TASK PROMPT: Could you reproduce all the entries under this sentence exactly, leaving the images aside?

□ □ □ □

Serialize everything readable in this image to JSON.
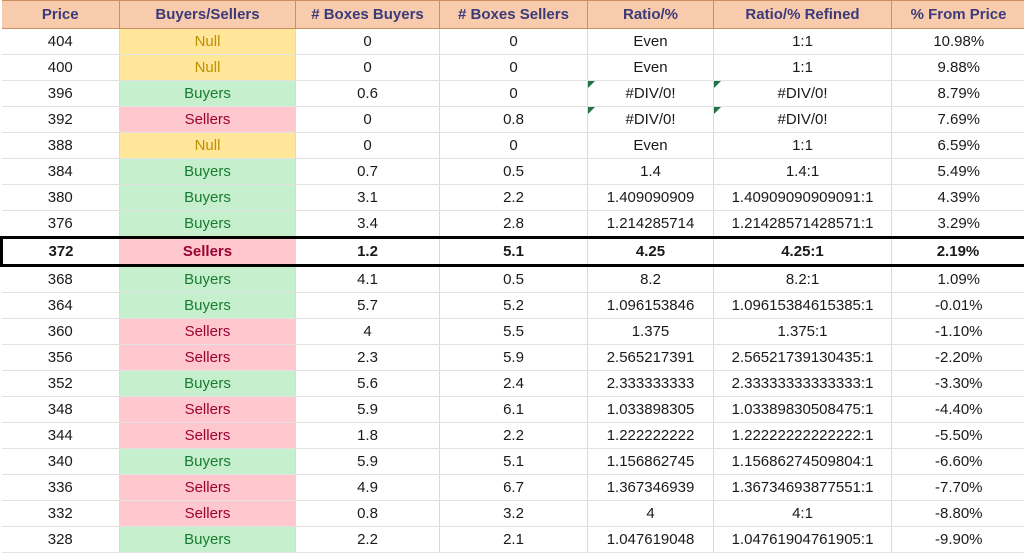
{
  "table": {
    "name": "buyers-sellers-ratio-table",
    "columns": [
      {
        "key": "price",
        "label": "Price"
      },
      {
        "key": "side",
        "label": "Buyers/Sellers"
      },
      {
        "key": "boxes_buy",
        "label": "# Boxes Buyers"
      },
      {
        "key": "boxes_sell",
        "label": "# Boxes Sellers"
      },
      {
        "key": "ratio",
        "label": "Ratio/%"
      },
      {
        "key": "ratio_ref",
        "label": "Ratio/% Refined"
      },
      {
        "key": "pct_from",
        "label": "% From Price"
      }
    ],
    "colors": {
      "header_fill": "#F8CBAD",
      "header_text": "#3B3B7A",
      "null_fill": "#FFE699",
      "null_text": "#BF8F00",
      "buyers_fill": "#C6EFCE",
      "buyers_text": "#187B30",
      "sellers_fill": "#FFC7CE",
      "sellers_text": "#9C0333",
      "focus_border": "#000000",
      "error_marker": "#217346"
    },
    "rows": [
      {
        "price": "404",
        "side": "Null",
        "boxes_buy": "0",
        "boxes_sell": "0",
        "ratio": "Even",
        "ratio_ref": "1:1",
        "pct_from": "10.98%",
        "focus": false,
        "err": false
      },
      {
        "price": "400",
        "side": "Null",
        "boxes_buy": "0",
        "boxes_sell": "0",
        "ratio": "Even",
        "ratio_ref": "1:1",
        "pct_from": "9.88%",
        "focus": false,
        "err": false
      },
      {
        "price": "396",
        "side": "Buyers",
        "boxes_buy": "0.6",
        "boxes_sell": "0",
        "ratio": "#DIV/0!",
        "ratio_ref": "#DIV/0!",
        "pct_from": "8.79%",
        "focus": false,
        "err": true
      },
      {
        "price": "392",
        "side": "Sellers",
        "boxes_buy": "0",
        "boxes_sell": "0.8",
        "ratio": "#DIV/0!",
        "ratio_ref": "#DIV/0!",
        "pct_from": "7.69%",
        "focus": false,
        "err": true
      },
      {
        "price": "388",
        "side": "Null",
        "boxes_buy": "0",
        "boxes_sell": "0",
        "ratio": "Even",
        "ratio_ref": "1:1",
        "pct_from": "6.59%",
        "focus": false,
        "err": false
      },
      {
        "price": "384",
        "side": "Buyers",
        "boxes_buy": "0.7",
        "boxes_sell": "0.5",
        "ratio": "1.4",
        "ratio_ref": "1.4:1",
        "pct_from": "5.49%",
        "focus": false,
        "err": false
      },
      {
        "price": "380",
        "side": "Buyers",
        "boxes_buy": "3.1",
        "boxes_sell": "2.2",
        "ratio": "1.409090909",
        "ratio_ref": "1.40909090909091:1",
        "pct_from": "4.39%",
        "focus": false,
        "err": false
      },
      {
        "price": "376",
        "side": "Buyers",
        "boxes_buy": "3.4",
        "boxes_sell": "2.8",
        "ratio": "1.214285714",
        "ratio_ref": "1.21428571428571:1",
        "pct_from": "3.29%",
        "focus": false,
        "err": false
      },
      {
        "price": "372",
        "side": "Sellers",
        "boxes_buy": "1.2",
        "boxes_sell": "5.1",
        "ratio": "4.25",
        "ratio_ref": "4.25:1",
        "pct_from": "2.19%",
        "focus": true,
        "err": false
      },
      {
        "price": "368",
        "side": "Buyers",
        "boxes_buy": "4.1",
        "boxes_sell": "0.5",
        "ratio": "8.2",
        "ratio_ref": "8.2:1",
        "pct_from": "1.09%",
        "focus": false,
        "err": false
      },
      {
        "price": "364",
        "side": "Buyers",
        "boxes_buy": "5.7",
        "boxes_sell": "5.2",
        "ratio": "1.096153846",
        "ratio_ref": "1.09615384615385:1",
        "pct_from": "-0.01%",
        "focus": false,
        "err": false
      },
      {
        "price": "360",
        "side": "Sellers",
        "boxes_buy": "4",
        "boxes_sell": "5.5",
        "ratio": "1.375",
        "ratio_ref": "1.375:1",
        "pct_from": "-1.10%",
        "focus": false,
        "err": false
      },
      {
        "price": "356",
        "side": "Sellers",
        "boxes_buy": "2.3",
        "boxes_sell": "5.9",
        "ratio": "2.565217391",
        "ratio_ref": "2.56521739130435:1",
        "pct_from": "-2.20%",
        "focus": false,
        "err": false
      },
      {
        "price": "352",
        "side": "Buyers",
        "boxes_buy": "5.6",
        "boxes_sell": "2.4",
        "ratio": "2.333333333",
        "ratio_ref": "2.33333333333333:1",
        "pct_from": "-3.30%",
        "focus": false,
        "err": false
      },
      {
        "price": "348",
        "side": "Sellers",
        "boxes_buy": "5.9",
        "boxes_sell": "6.1",
        "ratio": "1.033898305",
        "ratio_ref": "1.03389830508475:1",
        "pct_from": "-4.40%",
        "focus": false,
        "err": false
      },
      {
        "price": "344",
        "side": "Sellers",
        "boxes_buy": "1.8",
        "boxes_sell": "2.2",
        "ratio": "1.222222222",
        "ratio_ref": "1.22222222222222:1",
        "pct_from": "-5.50%",
        "focus": false,
        "err": false
      },
      {
        "price": "340",
        "side": "Buyers",
        "boxes_buy": "5.9",
        "boxes_sell": "5.1",
        "ratio": "1.156862745",
        "ratio_ref": "1.15686274509804:1",
        "pct_from": "-6.60%",
        "focus": false,
        "err": false
      },
      {
        "price": "336",
        "side": "Sellers",
        "boxes_buy": "4.9",
        "boxes_sell": "6.7",
        "ratio": "1.367346939",
        "ratio_ref": "1.36734693877551:1",
        "pct_from": "-7.70%",
        "focus": false,
        "err": false
      },
      {
        "price": "332",
        "side": "Sellers",
        "boxes_buy": "0.8",
        "boxes_sell": "3.2",
        "ratio": "4",
        "ratio_ref": "4:1",
        "pct_from": "-8.80%",
        "focus": false,
        "err": false
      },
      {
        "price": "328",
        "side": "Buyers",
        "boxes_buy": "2.2",
        "boxes_sell": "2.1",
        "ratio": "1.047619048",
        "ratio_ref": "1.04761904761905:1",
        "pct_from": "-9.90%",
        "focus": false,
        "err": false
      }
    ]
  }
}
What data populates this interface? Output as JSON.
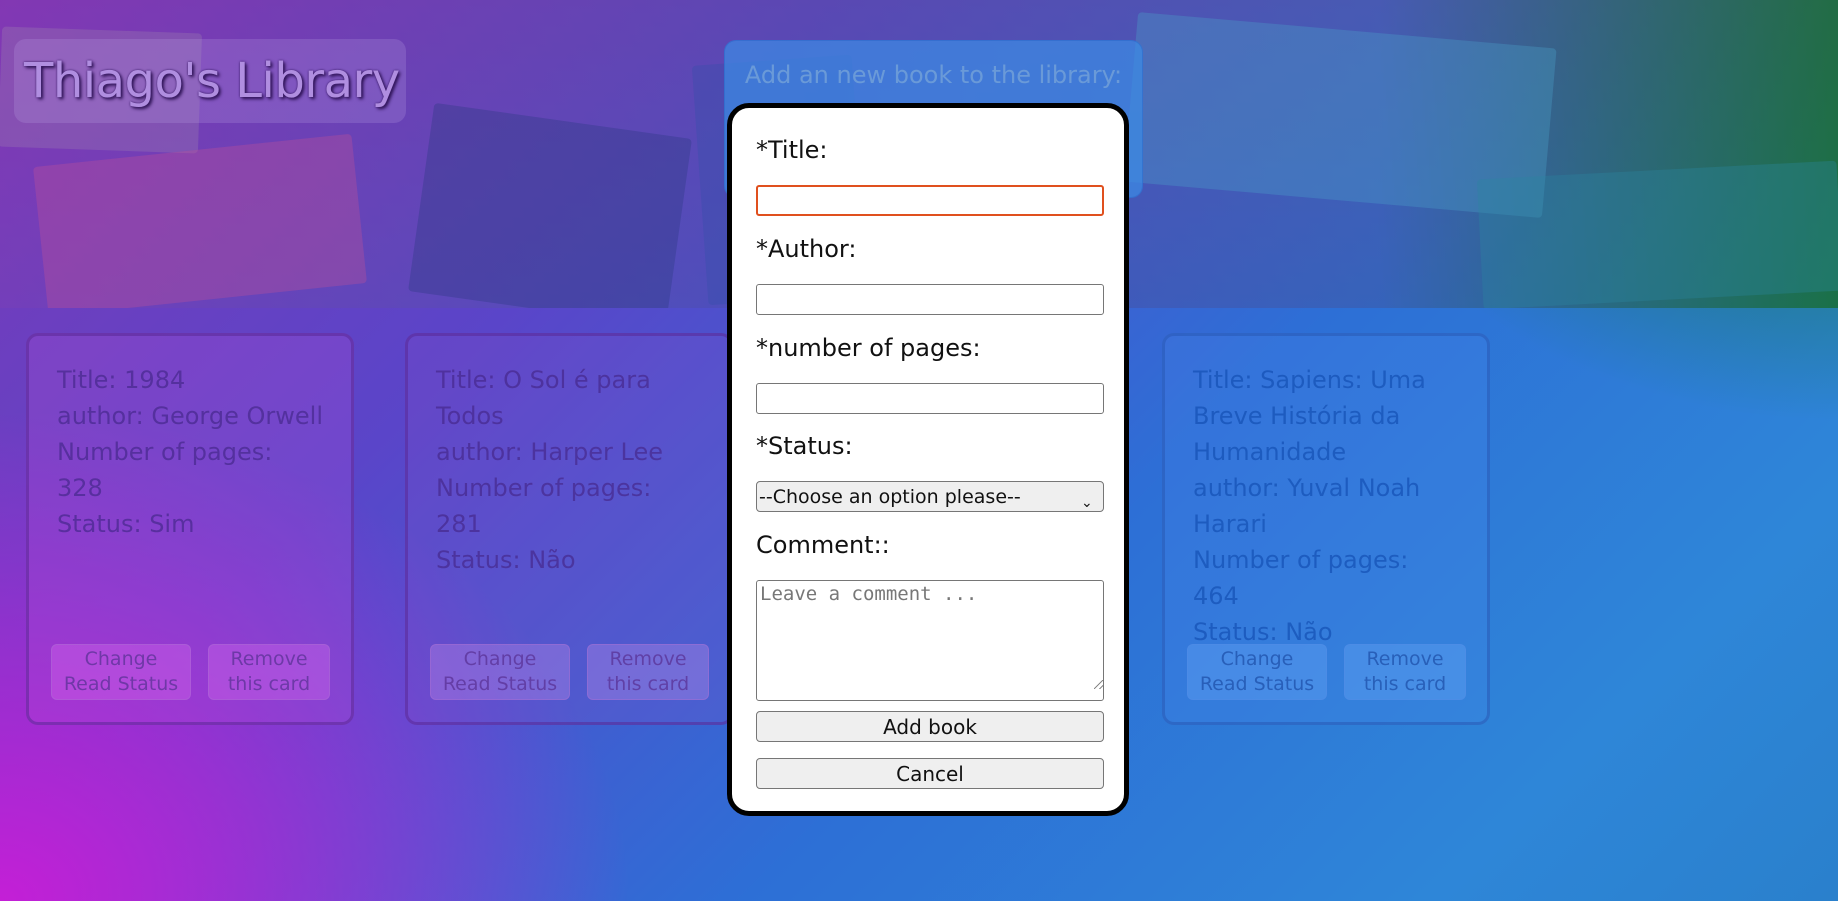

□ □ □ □

RESPONSE AREA:
Serialize everything readable in this image to JSON.
{
  "table": {
    "name": "buyers-sellers-ratio-table",
    "columns": [
      {
        "key": "price",
        "label": "Price"
      },
      {
        "key": "side",
        "label": "Buyers/Sellers"
      },
      {
        "key": "boxes_buy",
        "label": "# Boxes Buyers"
      },
      {
        "key": "boxes_sell",
        "label": "# Boxes Sellers"
      },
      {
        "key": "ratio",
        "label": "Ratio/%"
      },
      {
        "key": "ratio_ref",
        "label": "Ratio/% Refined"
      },
      {
        "key": "pct_from",
        "label": "% From Price"
      }
    ],
    "colors": {
      "header_fill": "#F8CBAD",
      "header_text": "#3B3B7A",
      "null_fill": "#FFE699",
      "null_text": "#BF8F00",
      "buyers_fill": "#C6EFCE",
      "buyers_text": "#187B30",
      "sellers_fill": "#FFC7CE",
      "sellers_text": "#9C0333",
      "focus_border": "#000000",
      "error_marker": "#217346"
    },
    "rows": [
      {
        "price": "404",
        "side": "Null",
        "boxes_buy": "0",
        "boxes_sell": "0",
        "ratio": "Even",
        "ratio_ref": "1:1",
        "pct_from": "10.98%",
        "focus": false,
        "err": false
      },
      {
        "price": "400",
        "side": "Null",
        "boxes_buy": "0",
        "boxes_sell": "0",
        "ratio": "Even",
        "ratio_ref": "1:1",
        "pct_from": "9.88%",
        "focus": false,
        "err": false
      },
      {
        "price": "396",
        "side": "Buyers",
        "boxes_buy": "0.6",
        "boxes_sell": "0",
        "ratio": "#DIV/0!",
        "ratio_ref": "#DIV/0!",
        "pct_from": "8.79%",
        "focus": false,
        "err": true
      },
      {
        "price": "392",
        "side": "Sellers",
        "boxes_buy": "0",
        "boxes_sell": "0.8",
        "ratio": "#DIV/0!",
        "ratio_ref": "#DIV/0!",
        "pct_from": "7.69%",
        "focus": false,
        "err": true
      },
      {
        "price": "388",
        "side": "Null",
        "boxes_buy": "0",
        "boxes_sell": "0",
        "ratio": "Even",
        "ratio_ref": "1:1",
        "pct_from": "6.59%",
        "focus": false,
        "err": false
      },
      {
        "price": "384",
        "side": "Buyers",
        "boxes_buy": "0.7",
        "boxes_sell": "0.5",
        "ratio": "1.4",
        "ratio_ref": "1.4:1",
        "pct_from": "5.49%",
        "focus": false,
        "err": false
      },
      {
        "price": "380",
        "side": "Buyers",
        "boxes_buy": "3.1",
        "boxes_sell": "2.2",
        "ratio": "1.409090909",
        "ratio_ref": "1.40909090909091:1",
        "pct_from": "4.39%",
        "focus": false,
        "err": false
      },
      {
        "price": "376",
        "side": "Buyers",
        "boxes_buy": "3.4",
        "boxes_sell": "2.8",
        "ratio": "1.214285714",
        "ratio_ref": "1.21428571428571:1",
        "pct_from": "3.29%",
        "focus": false,
        "err": false
      },
      {
        "price": "372",
        "side": "Sellers",
        "boxes_buy": "1.2",
        "boxes_sell": "5.1",
        "ratio": "4.25",
        "ratio_ref": "4.25:1",
        "pct_from": "2.19%",
        "focus": true,
        "err": false
      },
      {
        "price": "368",
        "side": "Buyers",
        "boxes_buy": "4.1",
        "boxes_sell": "0.5",
        "ratio": "8.2",
        "ratio_ref": "8.2:1",
        "pct_from": "1.09%",
        "focus": false,
        "err": false
      },
      {
        "price": "364",
        "side": "Buyers",
        "boxes_buy": "5.7",
        "boxes_sell": "5.2",
        "ratio": "1.096153846",
        "ratio_ref": "1.09615384615385:1",
        "pct_from": "-0.01%",
        "focus": false,
        "err": false
      },
      {
        "price": "360",
        "side": "Sellers",
        "boxes_buy": "4",
        "boxes_sell": "5.5",
        "ratio": "1.375",
        "ratio_ref": "1.375:1",
        "pct_from": "-1.10%",
        "focus": false,
        "err": false
      },
      {
        "price": "356",
        "side": "Sellers",
        "boxes_buy": "2.3",
        "boxes_sell": "5.9",
        "ratio": "2.565217391",
        "ratio_ref": "2.56521739130435:1",
        "pct_from": "-2.20%",
        "focus": false,
        "err": false
      },
      {
        "price": "352",
        "side": "Buyers",
        "boxes_buy": "5.6",
        "boxes_sell": "2.4",
        "ratio": "2.333333333",
        "ratio_ref": "2.33333333333333:1",
        "pct_from": "-3.30%",
        "focus": false,
        "err": false
      },
      {
        "price": "348",
        "side": "Sellers",
        "boxes_buy": "5.9",
        "boxes_sell": "6.1",
        "ratio": "1.033898305",
        "ratio_ref": "1.03389830508475:1",
        "pct_from": "-4.40%",
        "focus": false,
        "err": false
      },
      {
        "price": "344",
        "side": "Sellers",
        "boxes_buy": "1.8",
        "boxes_sell": "2.2",
        "ratio": "1.222222222",
        "ratio_ref": "1.22222222222222:1",
        "pct_from": "-5.50%",
        "focus": false,
        "err": false
      },
      {
        "price": "340",
        "side": "Buyers",
        "boxes_buy": "5.9",
        "boxes_sell": "5.1",
        "ratio": "1.156862745",
        "ratio_ref": "1.15686274509804:1",
        "pct_from": "-6.60%",
        "focus": false,
        "err": false
      },
      {
        "price": "336",
        "side": "Sellers",
        "boxes_buy": "4.9",
        "boxes_sell": "6.7",
        "ratio": "1.367346939",
        "ratio_ref": "1.36734693877551:1",
        "pct_from": "-7.70%",
        "focus": false,
        "err": false
      },
      {
        "price": "332",
        "side": "Sellers",
        "boxes_buy": "0.8",
        "boxes_sell": "3.2",
        "ratio": "4",
        "ratio_ref": "4:1",
        "pct_from": "-8.80%",
        "focus": false,
        "err": false
      },
      {
        "price": "328",
        "side": "Buyers",
        "boxes_buy": "2.2",
        "boxes_sell": "2.1",
        "ratio": "1.047619048",
        "ratio_ref": "1.04761904761905:1",
        "pct_from": "-9.90%",
        "focus": false,
        "err": false
      }
    ]
  }
}
What data populates this interface? Output as JSON.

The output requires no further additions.